Why should I study this course?
Are you interested in why people behave the way they do? Psychology is the scientific study of people, which tries to understand and explain thought, behaviour and emotion. If you’re fascinated by the mind, this course is sure to capture your imagination!
Studying psychology will help you gain an insight into why people behave the way they do and how to help people change their behaviour. You will look at different ways of investigating human behaviour, covering several areas of psychology and studying major psychological approaches and studies. You will also discover if behaviour is affected by our thoughts, how our bodies respond to a situation, and why childhood learning affects our future.
What will I study?
You will study a range of key psychological research covering such issues as, gambling behaviour; obedience; is it possible for chimpanzees to learn language? Autism and prison life. You will also have to study and evaluate how psychologists do research. You study behaviour and critically analyse other people’s research in a scientific way.
This unit looks at examining the methods used in psychology to study behaviour. You will have an opportunity to carry out some research on people yourself. This includes experiments, observations and self-reports methods. You will learn how psychologists analyse data and conduct statistical tests on data which you collect.
Psychological themes through core Studies
You will study 20 pieces of ground breaking research in psychology. You will consider questions such as; can someone alter your memory? Do you understand what someone else is thinking? Why are some children aggressive?
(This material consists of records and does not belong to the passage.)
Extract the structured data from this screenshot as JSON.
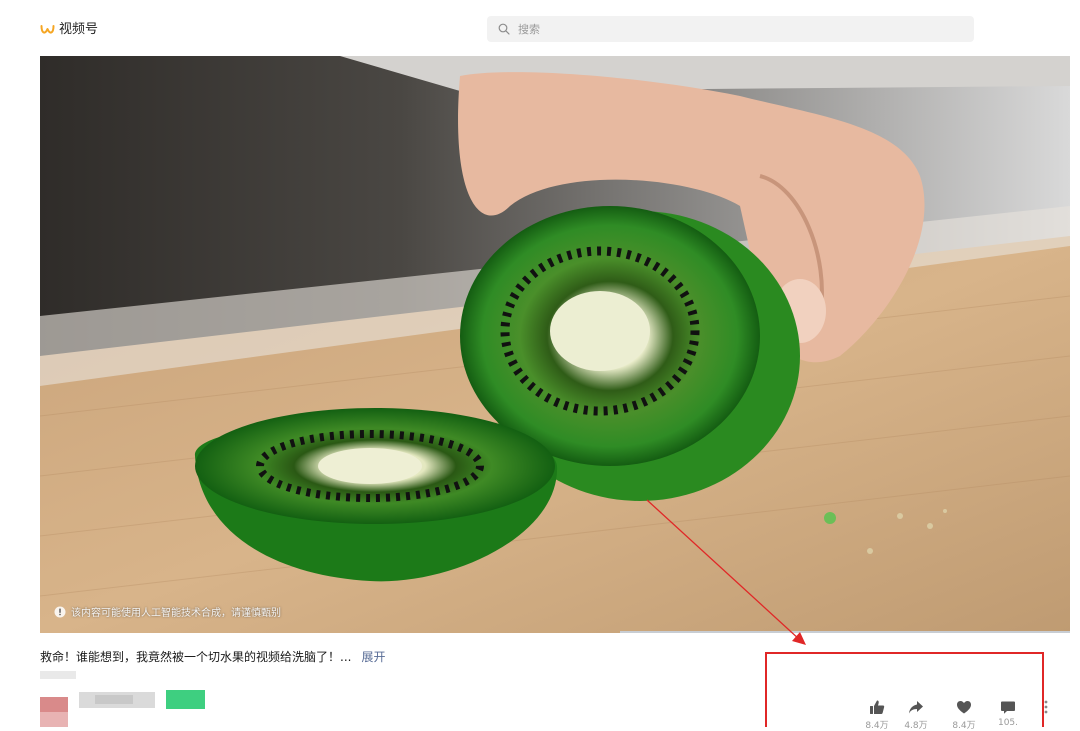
{
  "header": {
    "app_name": "视频号",
    "search_placeholder": "搜索",
    "icons": {
      "logo": "channels-logo-icon",
      "search": "search-icon"
    }
  },
  "video": {
    "ai_notice": "该内容可能使用人工智能技术合成，请谨慎甄别",
    "icons": {
      "notice": "info-icon"
    }
  },
  "post": {
    "caption": "救命！谁能想到，我竟然被一个切水果的视频给洗脑了！...",
    "expand_label": "展开"
  },
  "actions": [
    {
      "name": "like",
      "icon": "thumb-up-icon",
      "count": "8.4万"
    },
    {
      "name": "share",
      "icon": "share-arrow-icon",
      "count": "4.8万"
    },
    {
      "name": "favorite",
      "icon": "heart-icon",
      "count": "8.4万"
    },
    {
      "name": "comment",
      "icon": "comment-icon",
      "count": "105."
    }
  ],
  "colors": {
    "logo": "#f5a623",
    "link": "#576b95",
    "annotation": "#e02727",
    "tag": "#3ecf80"
  }
}
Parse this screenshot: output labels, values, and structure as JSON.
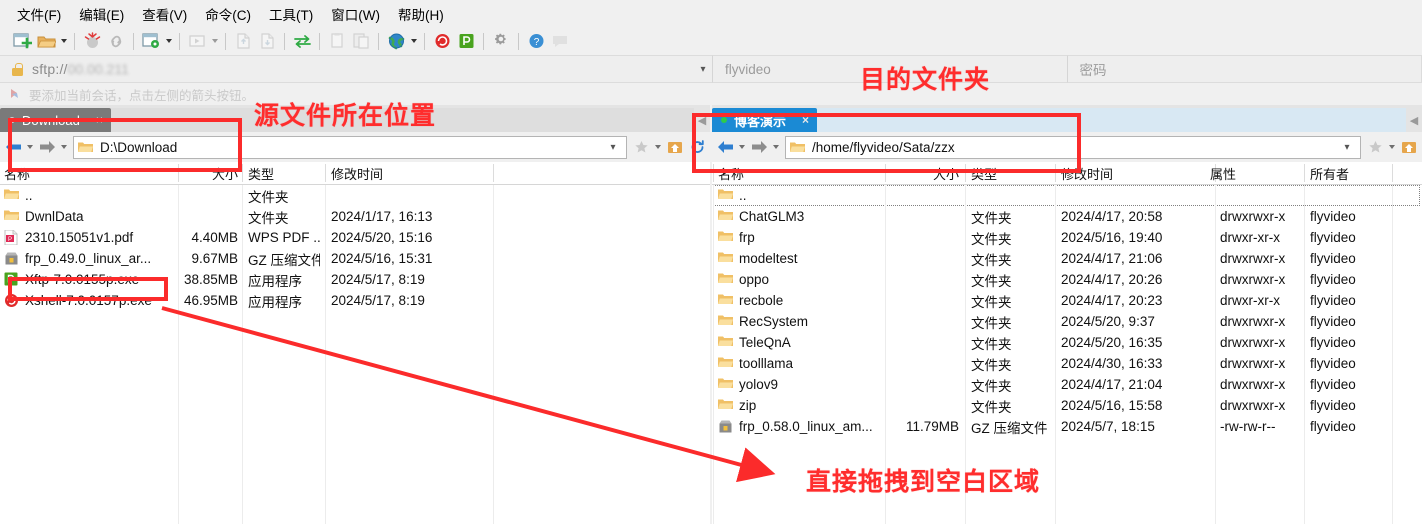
{
  "menubar": {
    "items": [
      {
        "label": "文件(F)",
        "name": "menu-file"
      },
      {
        "label": "编辑(E)",
        "name": "menu-edit"
      },
      {
        "label": "查看(V)",
        "name": "menu-view"
      },
      {
        "label": "命令(C)",
        "name": "menu-command"
      },
      {
        "label": "工具(T)",
        "name": "menu-tools"
      },
      {
        "label": "窗口(W)",
        "name": "menu-window"
      },
      {
        "label": "帮助(H)",
        "name": "menu-help"
      }
    ]
  },
  "toolbar": {
    "buttons": [
      {
        "name": "new-session-icon",
        "title": "新建会话"
      },
      {
        "name": "open-folder-icon",
        "title": "打开"
      },
      {
        "name": "disconnect-icon",
        "title": "断开"
      },
      {
        "name": "link-icon",
        "title": "链接"
      },
      {
        "name": "session-manager-icon",
        "title": "会话管理"
      },
      {
        "name": "transfer-queue-icon",
        "title": "传输队列"
      },
      {
        "name": "upload-icon",
        "title": "上传"
      },
      {
        "name": "download-icon",
        "title": "下载"
      },
      {
        "name": "sync-icon",
        "title": "同步浏览"
      },
      {
        "name": "copy-icon",
        "title": "复制"
      },
      {
        "name": "paste-icon",
        "title": "粘贴"
      },
      {
        "name": "globe-icon",
        "title": "浏览器"
      },
      {
        "name": "xshell-icon",
        "title": "Xshell"
      },
      {
        "name": "xftp-icon",
        "title": "Xftp"
      },
      {
        "name": "gear-icon",
        "title": "属性"
      },
      {
        "name": "help-icon",
        "title": "帮助"
      },
      {
        "name": "feedback-icon",
        "title": "反馈"
      }
    ]
  },
  "session_bar": {
    "url_prefix": "sftp://",
    "url_masked": "00.00.211",
    "username_placeholder": "flyvideo",
    "password_placeholder": "密码"
  },
  "notice": {
    "text": "要添加当前会话，点击左侧的箭头按钮。"
  },
  "left_pane": {
    "tab": {
      "label": "Download",
      "close": "×"
    },
    "path": "D:\\Download",
    "columns": [
      {
        "label": "名称",
        "name": "col-name"
      },
      {
        "label": "大小",
        "name": "col-size"
      },
      {
        "label": "类型",
        "name": "col-type"
      },
      {
        "label": "修改时间",
        "name": "col-modified"
      }
    ],
    "rows": [
      {
        "icon": "folder-icon",
        "name": "..",
        "size": "",
        "type": "文件夹",
        "modified": ""
      },
      {
        "icon": "folder-icon",
        "name": "DwnlData",
        "size": "",
        "type": "文件夹",
        "modified": "2024/1/17, 16:13"
      },
      {
        "icon": "pdf-icon",
        "name": "2310.15051v1.pdf",
        "size": "4.40MB",
        "type": "WPS PDF ...",
        "modified": "2024/5/20, 15:16"
      },
      {
        "icon": "archive-icon",
        "name": "frp_0.49.0_linux_ar...",
        "size": "9.67MB",
        "type": "GZ 压缩文件",
        "modified": "2024/5/16, 15:31"
      },
      {
        "icon": "xftp-icon",
        "name": "Xftp-7.0.0155p.exe",
        "size": "38.85MB",
        "type": "应用程序",
        "modified": "2024/5/17, 8:19"
      },
      {
        "icon": "xshell-icon",
        "name": "Xshell-7.0.0157p.exe",
        "size": "46.95MB",
        "type": "应用程序",
        "modified": "2024/5/17, 8:19"
      }
    ]
  },
  "right_pane": {
    "tab": {
      "label": "博客演示",
      "close": "×"
    },
    "path": "/home/flyvideo/Sata/zzx",
    "columns": [
      {
        "label": "名称",
        "name": "col-name"
      },
      {
        "label": "大小",
        "name": "col-size"
      },
      {
        "label": "类型",
        "name": "col-type"
      },
      {
        "label": "修改时间",
        "name": "col-modified"
      },
      {
        "label": "属性",
        "name": "col-attributes"
      },
      {
        "label": "所有者",
        "name": "col-owner"
      }
    ],
    "rows": [
      {
        "icon": "folder-icon",
        "name": "..",
        "size": "",
        "type": "",
        "modified": "",
        "attributes": "",
        "owner": ""
      },
      {
        "icon": "folder-icon",
        "name": "ChatGLM3",
        "size": "",
        "type": "文件夹",
        "modified": "2024/4/17, 20:58",
        "attributes": "drwxrwxr-x",
        "owner": "flyvideo"
      },
      {
        "icon": "folder-icon",
        "name": "frp",
        "size": "",
        "type": "文件夹",
        "modified": "2024/5/16, 19:40",
        "attributes": "drwxr-xr-x",
        "owner": "flyvideo"
      },
      {
        "icon": "folder-icon",
        "name": "modeltest",
        "size": "",
        "type": "文件夹",
        "modified": "2024/4/17, 21:06",
        "attributes": "drwxrwxr-x",
        "owner": "flyvideo"
      },
      {
        "icon": "folder-icon",
        "name": "oppo",
        "size": "",
        "type": "文件夹",
        "modified": "2024/4/17, 20:26",
        "attributes": "drwxrwxr-x",
        "owner": "flyvideo"
      },
      {
        "icon": "folder-icon",
        "name": "recbole",
        "size": "",
        "type": "文件夹",
        "modified": "2024/4/17, 20:23",
        "attributes": "drwxr-xr-x",
        "owner": "flyvideo"
      },
      {
        "icon": "folder-icon",
        "name": "RecSystem",
        "size": "",
        "type": "文件夹",
        "modified": "2024/5/20, 9:37",
        "attributes": "drwxrwxr-x",
        "owner": "flyvideo"
      },
      {
        "icon": "folder-icon",
        "name": "TeleQnA",
        "size": "",
        "type": "文件夹",
        "modified": "2024/5/20, 16:35",
        "attributes": "drwxrwxr-x",
        "owner": "flyvideo"
      },
      {
        "icon": "folder-icon",
        "name": "toolllama",
        "size": "",
        "type": "文件夹",
        "modified": "2024/4/30, 16:33",
        "attributes": "drwxrwxr-x",
        "owner": "flyvideo"
      },
      {
        "icon": "folder-icon",
        "name": "yolov9",
        "size": "",
        "type": "文件夹",
        "modified": "2024/4/17, 21:04",
        "attributes": "drwxrwxr-x",
        "owner": "flyvideo"
      },
      {
        "icon": "folder-icon",
        "name": "zip",
        "size": "",
        "type": "文件夹",
        "modified": "2024/5/16, 15:58",
        "attributes": "drwxrwxr-x",
        "owner": "flyvideo"
      },
      {
        "icon": "archive-icon",
        "name": "frp_0.58.0_linux_am...",
        "size": "11.79MB",
        "type": "GZ 压缩文件",
        "modified": "2024/5/7, 18:15",
        "attributes": "-rw-rw-r--",
        "owner": "flyvideo"
      }
    ]
  },
  "annotations": {
    "source_label": "源文件所在位置",
    "destination_label": "目的文件夹",
    "drop_label": "直接拖拽到空白区域",
    "color": "#ff2d2d"
  }
}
How does your brain structure affect your behaviour? You will also think about the major debates in psychology such as the nature/nurture debate; the extent to which psychology can be considered a science; should we conduct unethical research and how useful is psychology in the real world. There are opportunities for you to apply your knowledge to real examples of behaviour and devise strategies to improve behaviour.
Learn about how psychology is used in the real world. Crime psychology studies why people turn to crime, how psychology is used in the courtroom, and how criminals can be rehabilitated. Health and clinical psychology examines dysfunctional behaviours, mental illnesses and how they can be treated. Child psychology studies how children learn cognitive and social skills, how the brain matures and considers how behaviours such as risk taking change over childhood and adolescence. In this unit you have to think more widely about psychology and in particular consider some of the wider debates and issues. For example, does identifying the cause of behaviour mean that sometimes we are not personally responsible for how we behave?
How is the course assessed?
You will take mock examinations at the end of your first year of study. These examinations will be based on the content you have learned in year one. You will take 3 examinations at the end of year two based on the full two years of work. These are the only examinations that will count towards the final A Level grade.
What will the course prepare me for?
This course will prepare you for understanding people’s behaviour, which means that what you learn will be useful in any profession. You may find that this qualification is particularly beneficial for careers in teaching, nursing, childcare, social work and other careers directly related to psychology.
As an approximate guideline A Level subjects require 4-5 hours each subject per week to achieve your target grade.
What materials will I need to provide?
Standard stationery items: a pen, a pencil a ruler, and a notepad. You will also be expected to keep an A4 folder where you file your class notes, assignments, assessments and handouts.
How will I be taught?
Lessons are delivered in an interactive environment with lots of varied activities and resources. We encourage independent learning with frequent exercises to complete outside of the lesson.
This course is for you if...
...you have a scientific and enquiring mind and are interested in applying this to the study of human behaviour.
Your application starts here
What are the course requirements?
Five 9 – 4 (A* - C) grades at GCSE including a minimum of grade 4 (C) at GCSE English Language. Students will also need a minimum of GCSE grade 4 (C) in Maths and Science.
If you are interested in joining the College, we will arrange a meeting with an experienced subject counsellor who will help you to choose courses that best suit your ambitions and achievements.
All entry requirement details are correct at the time of publication; however, the College may need to make some changes in light of student demand, staff availability and external factors beyond the College's control.
What skills do I need?
- Excellent written skills, as all the units are assessed by written examination.
- Being able to ‘see’ things from both sides of an argument will help you to evaluate the research and concepts.